**EXERCISE OBJECTIVE:** Would you please return every line from the listing that contains the word "palette"?

** Opening DATA FOR THE TASK block **

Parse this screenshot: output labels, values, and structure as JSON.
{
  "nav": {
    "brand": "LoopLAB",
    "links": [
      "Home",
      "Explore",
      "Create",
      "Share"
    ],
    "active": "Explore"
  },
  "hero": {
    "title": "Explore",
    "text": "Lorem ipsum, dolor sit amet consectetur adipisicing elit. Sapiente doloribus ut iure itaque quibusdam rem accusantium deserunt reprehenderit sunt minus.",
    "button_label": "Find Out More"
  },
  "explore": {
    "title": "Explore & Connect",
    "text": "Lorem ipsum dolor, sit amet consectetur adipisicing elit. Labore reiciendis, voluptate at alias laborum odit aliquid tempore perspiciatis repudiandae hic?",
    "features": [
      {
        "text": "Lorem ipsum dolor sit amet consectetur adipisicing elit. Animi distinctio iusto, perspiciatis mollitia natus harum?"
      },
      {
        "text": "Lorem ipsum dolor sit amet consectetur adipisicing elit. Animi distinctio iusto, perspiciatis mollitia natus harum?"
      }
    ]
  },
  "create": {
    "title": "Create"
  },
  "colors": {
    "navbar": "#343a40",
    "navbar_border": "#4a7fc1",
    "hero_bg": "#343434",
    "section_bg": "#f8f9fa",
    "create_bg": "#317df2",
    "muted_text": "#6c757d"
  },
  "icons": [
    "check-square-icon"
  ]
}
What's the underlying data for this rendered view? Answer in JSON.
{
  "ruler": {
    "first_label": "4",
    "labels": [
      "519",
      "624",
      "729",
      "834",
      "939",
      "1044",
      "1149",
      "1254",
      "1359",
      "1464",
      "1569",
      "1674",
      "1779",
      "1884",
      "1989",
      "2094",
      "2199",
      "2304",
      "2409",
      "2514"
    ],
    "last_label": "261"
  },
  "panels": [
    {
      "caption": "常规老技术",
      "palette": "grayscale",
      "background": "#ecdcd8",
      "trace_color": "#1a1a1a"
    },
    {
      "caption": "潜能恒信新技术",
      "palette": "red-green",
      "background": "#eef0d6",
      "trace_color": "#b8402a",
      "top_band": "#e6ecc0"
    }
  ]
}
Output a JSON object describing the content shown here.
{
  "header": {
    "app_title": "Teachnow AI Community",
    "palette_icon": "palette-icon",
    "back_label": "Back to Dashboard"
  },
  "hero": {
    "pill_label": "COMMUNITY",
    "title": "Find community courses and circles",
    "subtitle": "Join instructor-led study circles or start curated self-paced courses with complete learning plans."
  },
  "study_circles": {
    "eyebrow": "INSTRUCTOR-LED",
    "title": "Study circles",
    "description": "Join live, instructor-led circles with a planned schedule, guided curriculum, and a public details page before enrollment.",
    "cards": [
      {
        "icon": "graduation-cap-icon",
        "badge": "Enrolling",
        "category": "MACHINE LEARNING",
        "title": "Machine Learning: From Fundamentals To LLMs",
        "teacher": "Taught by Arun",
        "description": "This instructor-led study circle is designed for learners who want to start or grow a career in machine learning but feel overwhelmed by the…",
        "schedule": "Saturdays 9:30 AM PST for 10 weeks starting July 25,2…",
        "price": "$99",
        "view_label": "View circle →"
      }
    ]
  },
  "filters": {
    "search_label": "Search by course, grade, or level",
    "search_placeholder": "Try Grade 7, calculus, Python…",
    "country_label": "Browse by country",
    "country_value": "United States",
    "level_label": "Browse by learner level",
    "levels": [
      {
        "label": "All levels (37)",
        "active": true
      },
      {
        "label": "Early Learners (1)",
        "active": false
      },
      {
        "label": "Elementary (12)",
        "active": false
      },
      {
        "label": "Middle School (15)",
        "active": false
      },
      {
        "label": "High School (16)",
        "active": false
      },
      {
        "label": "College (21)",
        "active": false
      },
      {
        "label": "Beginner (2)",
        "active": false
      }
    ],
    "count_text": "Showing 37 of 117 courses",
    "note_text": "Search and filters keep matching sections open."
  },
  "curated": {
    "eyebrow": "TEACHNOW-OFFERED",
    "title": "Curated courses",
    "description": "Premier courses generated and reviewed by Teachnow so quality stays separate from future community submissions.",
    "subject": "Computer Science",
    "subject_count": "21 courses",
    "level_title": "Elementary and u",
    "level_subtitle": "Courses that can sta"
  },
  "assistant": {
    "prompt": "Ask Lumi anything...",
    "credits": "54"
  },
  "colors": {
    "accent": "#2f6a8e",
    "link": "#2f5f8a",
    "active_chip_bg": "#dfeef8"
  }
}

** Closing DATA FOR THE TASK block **

**RESPONSE TO THIS EXERCISE:**
      "palette": "grayscale",
      "palette": "red-green",
    "palette_icon": "palette-icon",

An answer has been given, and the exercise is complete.